**Task to complete**. Every line with "icon" in it should be copied from the data.
[Recorded information Boundary: Start]
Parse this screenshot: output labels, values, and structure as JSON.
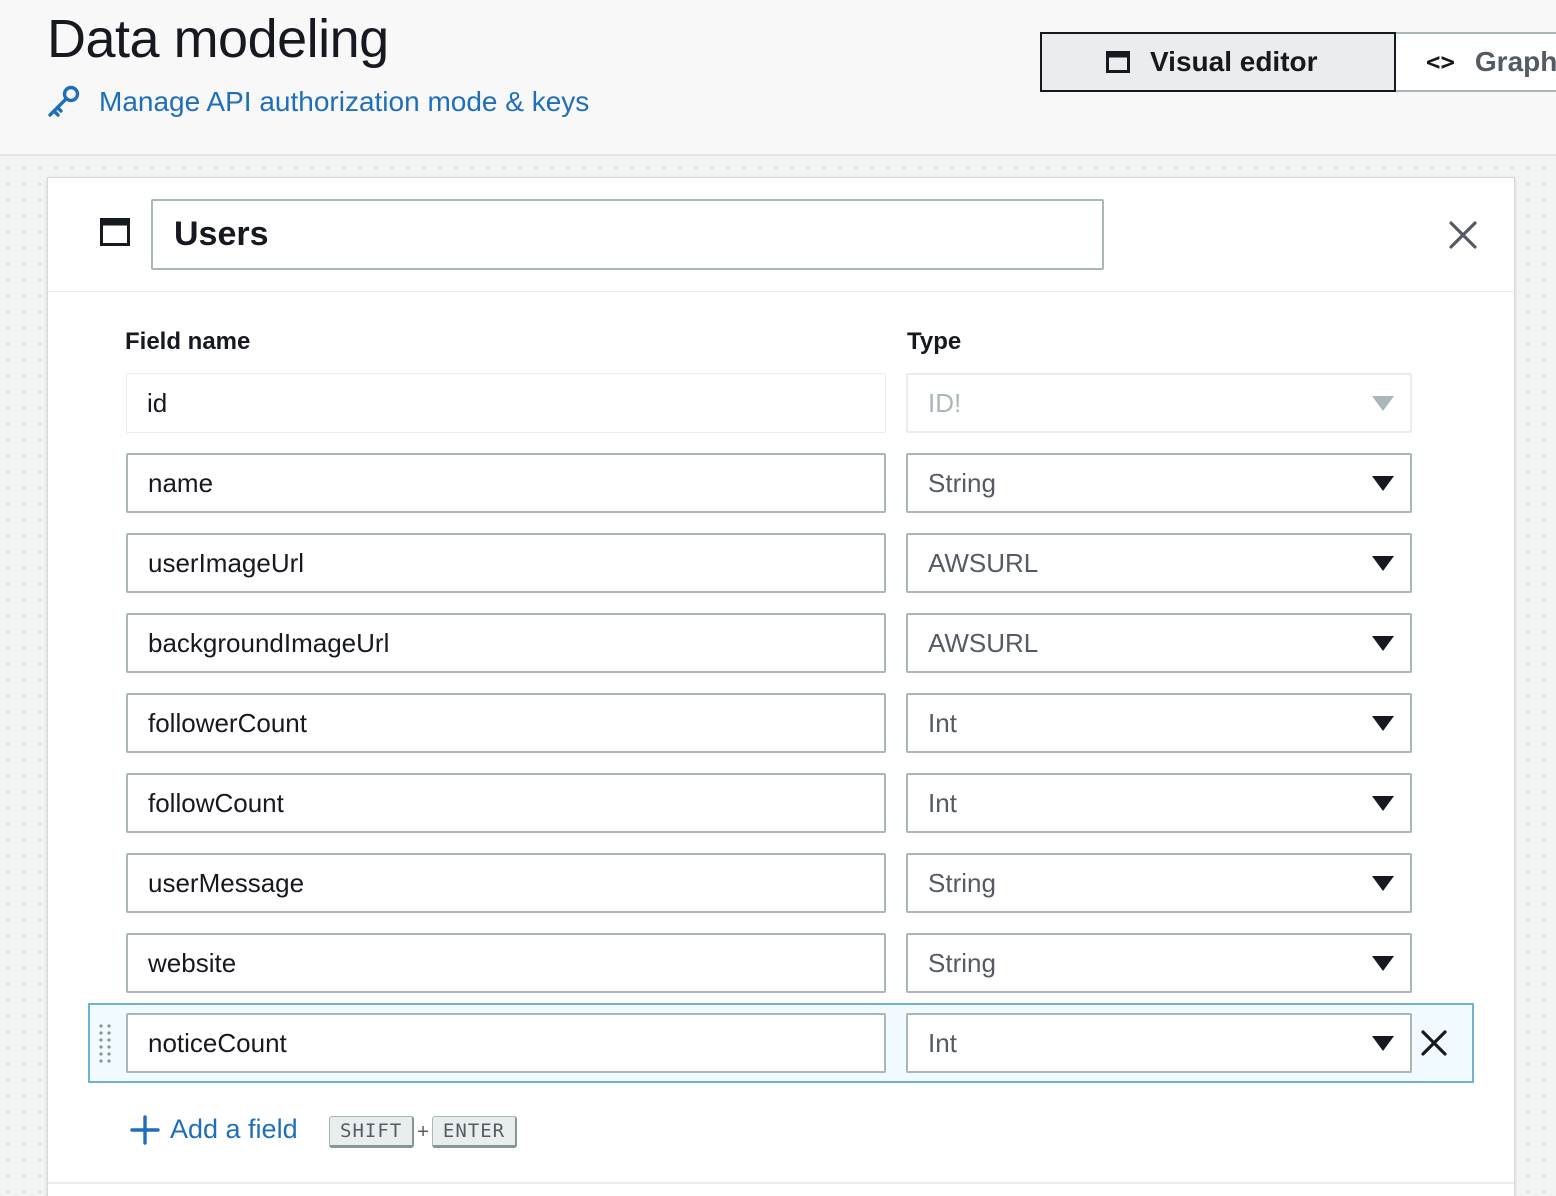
{
  "header": {
    "title": "Data modeling",
    "api_link": "Manage API authorization mode & keys",
    "views": [
      {
        "label": "Visual editor",
        "icon": "window-icon",
        "active": true
      },
      {
        "label": "GraphQL schema",
        "icon": "code-icon",
        "active": false
      }
    ]
  },
  "model": {
    "name": "Users",
    "icon": "window-icon",
    "columns": {
      "field_name": "Field name",
      "type": "Type"
    },
    "fields": [
      {
        "name": "id",
        "type": "ID!"
      },
      {
        "name": "name",
        "type": "String"
      },
      {
        "name": "userImageUrl",
        "type": "AWSURL"
      },
      {
        "name": "backgroundImageUrl",
        "type": "AWSURL"
      },
      {
        "name": "followerCount",
        "type": "Int"
      },
      {
        "name": "followCount",
        "type": "Int"
      },
      {
        "name": "userMessage",
        "type": "String"
      },
      {
        "name": "website",
        "type": "String"
      },
      {
        "name": "noticeCount",
        "type": "Int"
      }
    ],
    "add_field": {
      "label": "Add a field",
      "shortcut_keys": [
        "SHIFT",
        "ENTER"
      ],
      "shortcut_joiner": "+"
    }
  },
  "colors": {
    "link": "#1f6fb8",
    "selected_row_border": "#6fb3d2",
    "selected_row_bg": "#f1faff",
    "input_border": "#aab7b8"
  }
}
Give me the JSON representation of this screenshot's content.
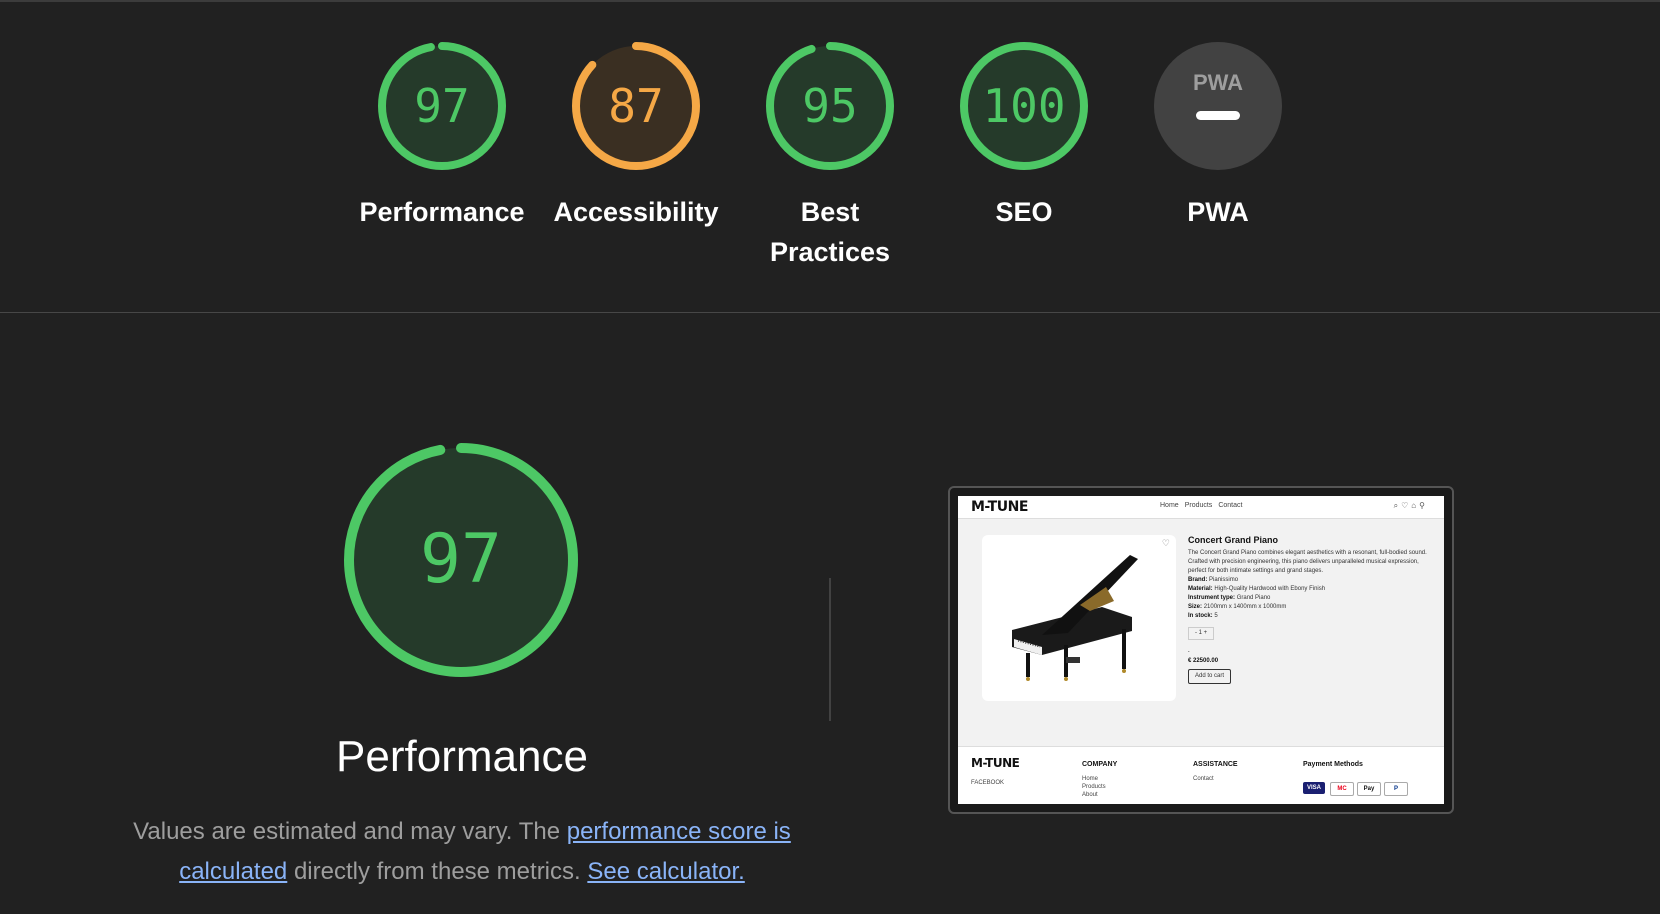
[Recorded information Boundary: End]
**Expected output**.
        "icon": "window-icon",
        "icon": "code-icon",
    "icon": "window-icon",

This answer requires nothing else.